As you can see in those examples you brought forward, the phrase Aliquis familiariter utitur aliquo homine / aliqua re 'Somebody is intimately associated/attached with somebody / something' requires a human subject (or an intentional subject like the Holy Spirit), because the phrase always brings in an emotional element. That's why I had difficulties in understanding what this is all about. "The word (ie Nirvana) is associated with Buddhism" is in Latin: Vox (quae est Nirvana) Buddhismo coniuncta est. Neander (disputatio) 18:17, 29 Maii 2016 (UTC)
Nirvana should qualify both as an intentional subject and emotional element. I also get that we use utitut as active because the deponent is active but appears passive.--Jondel (disputatio) 12:36, 30 Maii 2016 (UTC)

I would very much appreciate it if you examine the examples I worked hard to provide. Some of the articles are in this very wikipedia using 'familiariter uti'with dative and were reviewed by the very same Iacobus and Andrew.--Jondel (disputatio) 16:37, 29 Maii 2016 (UTC)

Curiously, Traupman says familiariter uti here takes the dative, but all three grammars I've checked—Allen & Greenough, Bradleys' Arnold, Gildersleeve—say it typically goes with the ablative. IacobusAmor (disputatio) 17:14, 29 Maii 2016 (UTC)

Background :The word is found in Hinduism and Jainism. However it is more associated with Buddhism.--Jondel (disputatio) 16:42, 29 Maii 2016 (UTC)

I was merely commenting on a problem caused to translators by Latin deponent verbs. I don't remember reading any article containing this phrase -- not even this one! But I may well have done ... my memory isn't what it was ... indeed, it probably never was what it was ... Andrew Dalby (disputatio) 17:38, 29 Maii 2016 (UTC)

I apologize. You are not expected memorize nor remember. But if my usage sticks out now, a similar usage would stuck out then,e.g. you would have noticed it then.I don't want to attack your memory, mine is worse. However, if you noticed my usage, you would noticed the usage in other article .

  • I get it. We use as active because the deponent is active but appears passive.
  • There is no rule in any textbook that the subject is limited to persons only what is inferred from what can be gathered from the usage that can be found.
  • I concede and will make the changes Neander suggests with the addition of familiariter.
  • I thank you for your help and suggestions Neander, Iacobus and Andrew.

Multos annos vobis usus sum.--Jondel (disputatio) 12:36, 30 Maii 2016 (UTC)

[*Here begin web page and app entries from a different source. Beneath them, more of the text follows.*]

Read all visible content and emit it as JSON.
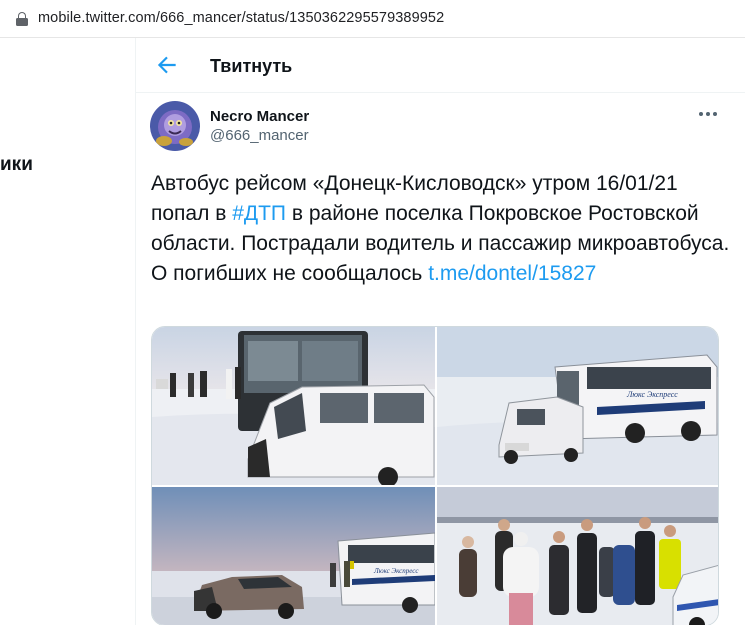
{
  "browser": {
    "url": "mobile.twitter.com/666_mancer/status/1350362295579389952"
  },
  "left_nav": {
    "partial_label": "ики"
  },
  "header": {
    "title": "Твитнуть"
  },
  "tweet": {
    "author_name": "Necro Mancer",
    "author_handle": "@666_mancer",
    "text_part1": "Автобус рейсом «Донецк-Кисловодск» утром 16/01/21 попал в ",
    "hashtag": "#ДТП",
    "text_part2": " в районе поселка Покровское Ростовской области. Пострадали водитель и пассажир микроавтобуса. О погибших не сообщалось ",
    "link": "t.me/dontel/15827",
    "bus_lettering": "Люкс Экспресс"
  },
  "colors": {
    "link": "#1d9bf0",
    "text": "#0f1419",
    "secondary": "#536471"
  }
}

Yes, that's true :)
There may well be no mention of the issue in a textbook, but, since Neander and Iacobus have specified the limits within which they would expect to see this usage, I must say I agree with them. I have certainly encountered the phrase "familiariter uti" in Latin (though I don't recall doing so on Vicipaedia!) It wouldn't surprise me if the subject were a person but it really would surprise me if the subject were a word or an abstract concept -- to the extent that I would probably not understand the sentence.
If I were going to try out an idiom like this for the first time, I would probably look it up in a Latin-English dictionary (Lewis & Short, for example) to see how Latin writers have used it. That's my usual way of getting round the problem that an English-Latin dictionary can never tell me all the nuances and all the limitations. Andrew Dalby (disputatio) 16:04, 30 Maii 2016 (UTC)

I understand. Perhaps a better usage example dictionary is needed. I google troublesome phrases. Traupman very authoritive for me.--Jondel (disputatio) 13:13, 1 Iunii 2016 (UTC)